Let us hope Mr Badawi soon joins his family in Canada. The international community is pleading for his release. Nobel Prize laureates and scholars have asked for clemency. Kind-hearted people are ready to be flogged a hundred times each so Mr Badawi is spared further flagellation. Amnesty International is collecting names and funds.

Finally, we, in Canada, are waiting for Mr Badawi, but we cannot release him. That is for the Saudis to decide.

It has to end

Jihadi John is still beheading innocent people. There are constant beheadings, and Syrians have to leave their country.

In fact, President Obama is now being threatened, which was to be expected.

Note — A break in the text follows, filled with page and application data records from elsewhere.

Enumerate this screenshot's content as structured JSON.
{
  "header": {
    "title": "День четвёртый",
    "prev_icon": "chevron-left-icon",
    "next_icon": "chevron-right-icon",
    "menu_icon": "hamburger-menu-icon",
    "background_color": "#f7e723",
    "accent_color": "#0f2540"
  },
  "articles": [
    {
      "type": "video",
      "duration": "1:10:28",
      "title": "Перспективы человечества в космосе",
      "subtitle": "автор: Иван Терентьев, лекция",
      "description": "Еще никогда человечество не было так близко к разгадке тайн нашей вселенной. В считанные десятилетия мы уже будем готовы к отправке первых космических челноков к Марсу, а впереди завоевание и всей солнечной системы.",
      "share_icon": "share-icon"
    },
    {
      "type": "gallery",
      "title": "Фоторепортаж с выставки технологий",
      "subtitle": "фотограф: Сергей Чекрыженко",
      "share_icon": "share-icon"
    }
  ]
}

It’s time to end gratuitous beheadings and unimaginable violence.

Vanitas vanitatum omnia vanitas.” (Eccl 1:2)

Yes, life is brief. So “gather ye roses while ye may.”


Sources and Resources


[1] Molière wrote: “Toutes les peintures ridicules qu’on expose sur les théâtres doivent être regardées sans chagrin de tout le monde. Ce sont miroirs publics, où il ne faut jamais témoigner qu’on se voie ; et c’est se taxer hautement d’un défaut, que se scandaliser qu’on le reprenne.” (La Critique de L’École des femmes, sc. VI.)

(Depictions that ridicule people on stage should not cause grief to anyone. These are public mirrors and people should never show that they see a reflection of themselves; they would be owning up to a fault in the utmost, if it should offend them to see it ridiculed. [my translation and rewording])

[2] See Les Fables de Pilpay ou la Conduite des Roys, 1698. (an eText)


Metropolitan Museum of Art

Tughra (Official Signature) of Sultan Süleiman the Magnificent (r. 1520–66), ca. 1555–60, Turkey, Istanbul, Islamic (Photo credit: Metropolitan Museum of Art)

© Micheline Walker
29 January 2015